3 Scrappy Keys to Personal and Professional Success
Written by Clara Buchanan, founder of Hypergrow.
When it comes to risky situations that only creative scrappyness can help you out of, I’ve been in this position more times than seems proper. I attribute it to the fact that when choosing between a safe or risky path, I have an ingrained tendency to lean into uncertainty and choose the path with the higher risk and figure it out as I go.
In those times when I find myself faced with either making an abrupt change or facing failure (like years ago when I accepted the project of creating a CGI video background for a website when I’d never even worked with the programs involved and was looking at them like I was trying to fire up a spaceship. Or more recently when I started my company and began organizing meetings with the directors of partnerships of titanous organizations that had spent the past five, ten years building their empire all before I even really knew what services I should be offering to them), I initiate this three step system:
1) Research & actively pursue learning.
The first part of taking any plunge into the unknown is getting your bearings. Study what others farther along than yourself in that particular area are doing, find the patterns of what’s working for those thought leaders and learn how to do them yourself. Start small, establish a solid understanding of the basics and terminology, but then dive in and don’t waste time. Technology and information in general is evolving so quickly that on the path to self-education, try to study as leading-edge information and tools to get you there as possible and set aside a solid few hours to learning every single day.
As Mark Zuckerberg famously said, “Move fast and break things” and as he went on to say at his F8 conference last year, “Move fast with stable infrastructure”. This approach gives you the best of both worlds. Form your foundational understanding, explore expanded/experimental techniques, test, invest in what’s working, and creatively build upon all of it to adapt to your specific goals.

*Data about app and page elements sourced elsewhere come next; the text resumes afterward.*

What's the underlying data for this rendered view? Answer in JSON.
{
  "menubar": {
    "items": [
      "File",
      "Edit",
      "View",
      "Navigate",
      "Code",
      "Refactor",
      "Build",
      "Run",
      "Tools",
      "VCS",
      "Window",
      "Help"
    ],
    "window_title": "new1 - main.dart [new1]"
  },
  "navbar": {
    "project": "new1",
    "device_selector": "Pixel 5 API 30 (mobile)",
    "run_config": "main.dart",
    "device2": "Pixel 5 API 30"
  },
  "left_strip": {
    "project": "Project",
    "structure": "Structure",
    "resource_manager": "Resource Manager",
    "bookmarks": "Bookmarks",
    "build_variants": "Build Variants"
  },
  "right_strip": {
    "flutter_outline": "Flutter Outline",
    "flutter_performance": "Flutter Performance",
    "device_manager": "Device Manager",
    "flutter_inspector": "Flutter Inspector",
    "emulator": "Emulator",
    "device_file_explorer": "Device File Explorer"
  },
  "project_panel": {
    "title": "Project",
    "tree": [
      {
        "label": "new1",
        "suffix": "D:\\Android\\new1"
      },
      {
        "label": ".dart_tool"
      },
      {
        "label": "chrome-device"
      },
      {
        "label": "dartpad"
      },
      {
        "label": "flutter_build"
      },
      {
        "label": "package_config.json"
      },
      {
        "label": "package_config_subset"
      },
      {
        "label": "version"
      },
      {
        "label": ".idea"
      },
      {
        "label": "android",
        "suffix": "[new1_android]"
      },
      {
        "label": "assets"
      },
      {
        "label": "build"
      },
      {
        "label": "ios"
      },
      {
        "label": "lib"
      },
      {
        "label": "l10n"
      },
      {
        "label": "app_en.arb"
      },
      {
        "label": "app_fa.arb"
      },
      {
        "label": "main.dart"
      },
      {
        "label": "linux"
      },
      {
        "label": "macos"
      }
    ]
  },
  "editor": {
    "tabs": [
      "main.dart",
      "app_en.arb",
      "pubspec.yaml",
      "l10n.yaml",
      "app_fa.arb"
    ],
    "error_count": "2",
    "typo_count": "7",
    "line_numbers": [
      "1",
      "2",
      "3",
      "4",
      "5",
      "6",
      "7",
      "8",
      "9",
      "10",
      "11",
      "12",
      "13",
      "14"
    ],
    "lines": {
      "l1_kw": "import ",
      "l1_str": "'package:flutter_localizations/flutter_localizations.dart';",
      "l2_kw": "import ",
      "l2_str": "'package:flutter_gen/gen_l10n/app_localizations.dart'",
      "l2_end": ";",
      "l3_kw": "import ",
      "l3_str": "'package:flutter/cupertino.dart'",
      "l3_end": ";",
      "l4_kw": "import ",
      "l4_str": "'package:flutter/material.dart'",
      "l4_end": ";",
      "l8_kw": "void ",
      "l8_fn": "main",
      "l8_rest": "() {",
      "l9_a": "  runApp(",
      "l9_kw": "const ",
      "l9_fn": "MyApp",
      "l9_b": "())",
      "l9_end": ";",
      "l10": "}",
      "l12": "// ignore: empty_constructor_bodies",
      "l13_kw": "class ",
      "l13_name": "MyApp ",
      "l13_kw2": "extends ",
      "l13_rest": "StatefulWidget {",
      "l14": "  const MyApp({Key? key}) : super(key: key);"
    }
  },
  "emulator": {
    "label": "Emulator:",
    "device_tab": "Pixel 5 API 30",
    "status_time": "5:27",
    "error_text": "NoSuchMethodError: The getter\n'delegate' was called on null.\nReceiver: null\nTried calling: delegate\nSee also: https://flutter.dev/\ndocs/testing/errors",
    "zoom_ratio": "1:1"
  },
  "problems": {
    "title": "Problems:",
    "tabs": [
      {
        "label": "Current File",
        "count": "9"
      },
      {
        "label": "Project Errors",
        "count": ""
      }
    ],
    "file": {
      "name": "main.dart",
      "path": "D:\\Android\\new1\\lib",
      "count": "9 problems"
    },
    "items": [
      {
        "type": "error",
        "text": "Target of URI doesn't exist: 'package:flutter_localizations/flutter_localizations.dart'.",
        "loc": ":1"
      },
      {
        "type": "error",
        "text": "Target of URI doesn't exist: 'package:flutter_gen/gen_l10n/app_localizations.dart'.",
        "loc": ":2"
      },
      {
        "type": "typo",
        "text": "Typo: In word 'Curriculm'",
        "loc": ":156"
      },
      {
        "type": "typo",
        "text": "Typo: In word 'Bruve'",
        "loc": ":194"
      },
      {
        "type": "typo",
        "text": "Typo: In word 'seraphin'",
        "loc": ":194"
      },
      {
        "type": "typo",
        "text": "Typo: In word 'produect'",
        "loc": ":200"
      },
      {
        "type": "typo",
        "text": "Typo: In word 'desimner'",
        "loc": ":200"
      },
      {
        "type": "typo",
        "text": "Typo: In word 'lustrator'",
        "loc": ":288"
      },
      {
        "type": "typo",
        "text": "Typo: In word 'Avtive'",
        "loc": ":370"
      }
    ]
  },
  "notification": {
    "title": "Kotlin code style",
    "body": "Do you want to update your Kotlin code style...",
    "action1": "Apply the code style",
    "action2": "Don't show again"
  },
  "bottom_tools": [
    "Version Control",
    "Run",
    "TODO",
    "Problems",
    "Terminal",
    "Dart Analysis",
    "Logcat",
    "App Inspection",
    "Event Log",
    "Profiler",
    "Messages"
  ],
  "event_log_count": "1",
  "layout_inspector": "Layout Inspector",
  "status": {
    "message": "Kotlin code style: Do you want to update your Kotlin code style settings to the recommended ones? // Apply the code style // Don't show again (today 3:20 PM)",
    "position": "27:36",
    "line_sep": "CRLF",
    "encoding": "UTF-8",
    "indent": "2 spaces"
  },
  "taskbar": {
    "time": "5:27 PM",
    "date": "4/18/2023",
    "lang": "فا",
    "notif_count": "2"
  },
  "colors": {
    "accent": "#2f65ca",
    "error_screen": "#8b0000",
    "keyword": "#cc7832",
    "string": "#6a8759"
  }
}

2) Find a community.
Wether you’re changing career paths all together, or simply learning a new skillset, find other people who care about what you’re doing. There are interest groups around everything, and wether they are online or off, find them. This will keep you aligned with your goals, activated towards them, and connect you with other people who you can learn from and help towards their goals as well. I equate this to speeding on a highway, when you’re speeding past the majority of other cars alone, you feel anxious, regardless of how important it is for you to get to where you’re going quickly. On the flip side, if as you’re speeding a few other cars are running with you, it becomes more of a game. Your thought patterns transition from anxiety to excitement and a sense of being a part of an agile team.
And you know those people that you were initially looking up to in order to figure out how to get your bearings in step 1? Reach out to them. Ambitious people generally like other ambitious people, and you never know what can come from a simple hello.
3) Bootstrap to success.
At this point, you’ve bootstrapped together your launchpad via a lean self-education system to form a solid knowledge base. You’ve bootstrapped together your fuel by creating a source of emotional motivation and elongated attention span through joining communities and making friends to keep you stimulated around the topic, now it’s time to bootstrap together your actual rocketship.
Rocketships come in all shapes, sizes, colors. But on the inside, most rocketships are essentially the same. They consist of fleshing out your web of resources and people, building credibility in your field, reach out to create symbiotic relationships with partners and individuals with aligned interests whom are at the level that you see yourself/your company going and then deliver on every promise.
Bonus Round: Apply all this to building your own personal brand along the way. You never know what the future holds and what opportunities will come to you through it.
What are your thoughts? What lean methods have you found to achieving success when starting from scratch? Tell us in the comments below.